This is a loaded question for the Hoka Tecton X 2. In a day and age where “super” shoes are consistently priced at $200-$250, this shoe certainly justifies the price tag. It will perform on race days but isn’t limited to fast-paced running.
The Profly-X midsole feels soft and responsive on the easier days, making this a versatile shoe that can go fast. Additionally, the dual plate technology makes this shoe naturally a more accommodating super shoe compared to single plate counterparts. Coupled with the outsole durability, the Tecton X 2 should last you several hundred miles. If you’re a serious runner who doesn’t mind spending money on quality gear, these shoes are worth it.
With any carbon-plated shoe, the ability to perform on technical terrain is in question. I wouldn’t take the Hoka Tecton X 2’s on any higher alpine scrambles or routes with precarious footing. Naturally, these shoes want to remain on a relatively stable trail, which could limit their use.
Although I enjoy the stability a dual plate brings to the shoe, it somewhat lacks the quick “snap” feel of a traditional carbon racer. This means that despite the propulsion the plates will offer, you might not feel the snap. The crossing design of the plates in the heel also doesn’t feel super necessary and can lead to some weird response if you land on your heel, but you typically wouldn’t experience this if you’re not on technical terrain.
The price is an obvious con, but unfortunately, it may be the new reality for carbon-plated trail shoes.
Hoka Tecton X 2 Summary
The slight but noticeable updates to the Hoka Tecton X 2 make this shoe the perfect trail racer that Hoka wants the line to be. This shoe offers the patented Hoka cushion with the responsiveness and propulsion of a plated race shoe.
This shoe performs best when moving fast through low to intermediate terrain. Despite the “race” focus of a carbon shoe, the Hoka Tecton X 2 is comfortable enough to take out on your long, slow days when you want a little extra pep in your cruiser miles. The outsole provides super light but trustworthy traction that will handle pretty much anything aside from deep mud.
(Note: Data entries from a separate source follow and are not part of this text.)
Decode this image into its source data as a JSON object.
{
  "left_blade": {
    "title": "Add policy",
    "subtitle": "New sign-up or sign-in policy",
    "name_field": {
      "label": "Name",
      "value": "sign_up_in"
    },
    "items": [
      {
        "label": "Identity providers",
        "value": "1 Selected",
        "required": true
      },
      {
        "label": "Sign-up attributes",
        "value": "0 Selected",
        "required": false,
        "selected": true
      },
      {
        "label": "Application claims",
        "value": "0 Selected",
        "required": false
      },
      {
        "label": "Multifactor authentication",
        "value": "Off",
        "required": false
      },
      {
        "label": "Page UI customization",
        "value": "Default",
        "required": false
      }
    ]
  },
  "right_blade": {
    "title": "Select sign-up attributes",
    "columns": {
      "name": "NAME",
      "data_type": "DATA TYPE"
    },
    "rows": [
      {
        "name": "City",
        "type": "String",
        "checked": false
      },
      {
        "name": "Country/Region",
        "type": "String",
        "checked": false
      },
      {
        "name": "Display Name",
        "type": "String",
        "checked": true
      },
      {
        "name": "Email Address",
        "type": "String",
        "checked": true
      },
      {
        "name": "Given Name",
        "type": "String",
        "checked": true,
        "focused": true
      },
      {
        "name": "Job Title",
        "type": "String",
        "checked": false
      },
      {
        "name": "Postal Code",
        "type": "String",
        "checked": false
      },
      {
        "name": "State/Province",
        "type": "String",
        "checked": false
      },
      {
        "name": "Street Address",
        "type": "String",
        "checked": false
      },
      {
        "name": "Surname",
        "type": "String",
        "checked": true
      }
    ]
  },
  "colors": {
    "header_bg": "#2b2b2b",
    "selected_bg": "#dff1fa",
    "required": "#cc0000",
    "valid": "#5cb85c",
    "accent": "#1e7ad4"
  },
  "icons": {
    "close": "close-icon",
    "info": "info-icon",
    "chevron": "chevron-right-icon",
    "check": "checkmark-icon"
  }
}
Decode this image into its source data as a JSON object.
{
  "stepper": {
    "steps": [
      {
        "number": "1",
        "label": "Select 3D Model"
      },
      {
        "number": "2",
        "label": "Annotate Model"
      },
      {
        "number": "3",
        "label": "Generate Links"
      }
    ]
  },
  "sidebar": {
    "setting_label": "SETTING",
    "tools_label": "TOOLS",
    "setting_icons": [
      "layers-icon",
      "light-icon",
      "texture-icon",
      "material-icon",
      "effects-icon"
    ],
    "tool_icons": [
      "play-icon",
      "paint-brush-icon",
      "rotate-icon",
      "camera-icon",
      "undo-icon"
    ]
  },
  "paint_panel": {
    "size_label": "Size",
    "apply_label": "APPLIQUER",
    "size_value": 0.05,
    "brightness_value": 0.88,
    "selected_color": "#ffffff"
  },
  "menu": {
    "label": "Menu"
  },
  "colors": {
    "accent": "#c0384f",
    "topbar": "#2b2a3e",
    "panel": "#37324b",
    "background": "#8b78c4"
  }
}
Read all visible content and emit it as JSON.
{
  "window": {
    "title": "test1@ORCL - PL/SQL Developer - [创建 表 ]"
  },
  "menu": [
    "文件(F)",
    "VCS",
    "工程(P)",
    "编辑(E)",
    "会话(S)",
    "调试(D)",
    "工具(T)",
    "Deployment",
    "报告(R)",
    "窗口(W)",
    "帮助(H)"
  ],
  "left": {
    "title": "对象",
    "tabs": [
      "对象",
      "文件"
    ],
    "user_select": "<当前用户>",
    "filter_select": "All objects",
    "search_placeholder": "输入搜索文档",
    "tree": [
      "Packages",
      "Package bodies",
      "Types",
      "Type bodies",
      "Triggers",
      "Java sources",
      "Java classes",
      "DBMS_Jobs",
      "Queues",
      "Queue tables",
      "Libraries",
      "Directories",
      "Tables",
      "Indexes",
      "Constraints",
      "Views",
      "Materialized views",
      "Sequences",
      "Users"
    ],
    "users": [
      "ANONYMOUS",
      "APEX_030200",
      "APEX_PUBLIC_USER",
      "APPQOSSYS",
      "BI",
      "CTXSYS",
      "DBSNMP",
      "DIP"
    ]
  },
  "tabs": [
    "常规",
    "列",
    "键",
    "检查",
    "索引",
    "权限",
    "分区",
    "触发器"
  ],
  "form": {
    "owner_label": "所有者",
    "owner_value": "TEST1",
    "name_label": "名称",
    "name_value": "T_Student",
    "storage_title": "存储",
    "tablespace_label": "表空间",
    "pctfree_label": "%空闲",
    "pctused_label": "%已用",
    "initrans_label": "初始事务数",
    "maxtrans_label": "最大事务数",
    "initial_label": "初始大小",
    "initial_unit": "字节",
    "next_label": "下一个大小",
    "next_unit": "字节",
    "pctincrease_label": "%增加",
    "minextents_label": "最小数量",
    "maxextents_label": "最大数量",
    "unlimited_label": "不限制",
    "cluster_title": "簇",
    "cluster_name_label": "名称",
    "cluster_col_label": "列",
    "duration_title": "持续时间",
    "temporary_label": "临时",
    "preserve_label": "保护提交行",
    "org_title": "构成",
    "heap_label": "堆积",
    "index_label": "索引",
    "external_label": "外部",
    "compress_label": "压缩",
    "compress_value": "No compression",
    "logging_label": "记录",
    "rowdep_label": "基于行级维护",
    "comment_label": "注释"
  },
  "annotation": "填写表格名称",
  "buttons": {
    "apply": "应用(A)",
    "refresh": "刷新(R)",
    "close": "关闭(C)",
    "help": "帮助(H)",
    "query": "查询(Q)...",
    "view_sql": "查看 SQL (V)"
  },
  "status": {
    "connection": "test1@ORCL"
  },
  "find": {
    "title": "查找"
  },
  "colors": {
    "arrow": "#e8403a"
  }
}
The Tecton X 2 lives up to the hype and is a classic example of a shoe brand addressing complaints without altering what makes the shoe good. If you’re looking for a plated shoe that can do both everyday training and race speeds, the Tecton X 2 is for you.
Great summary. Thanks for getting into the technicalities.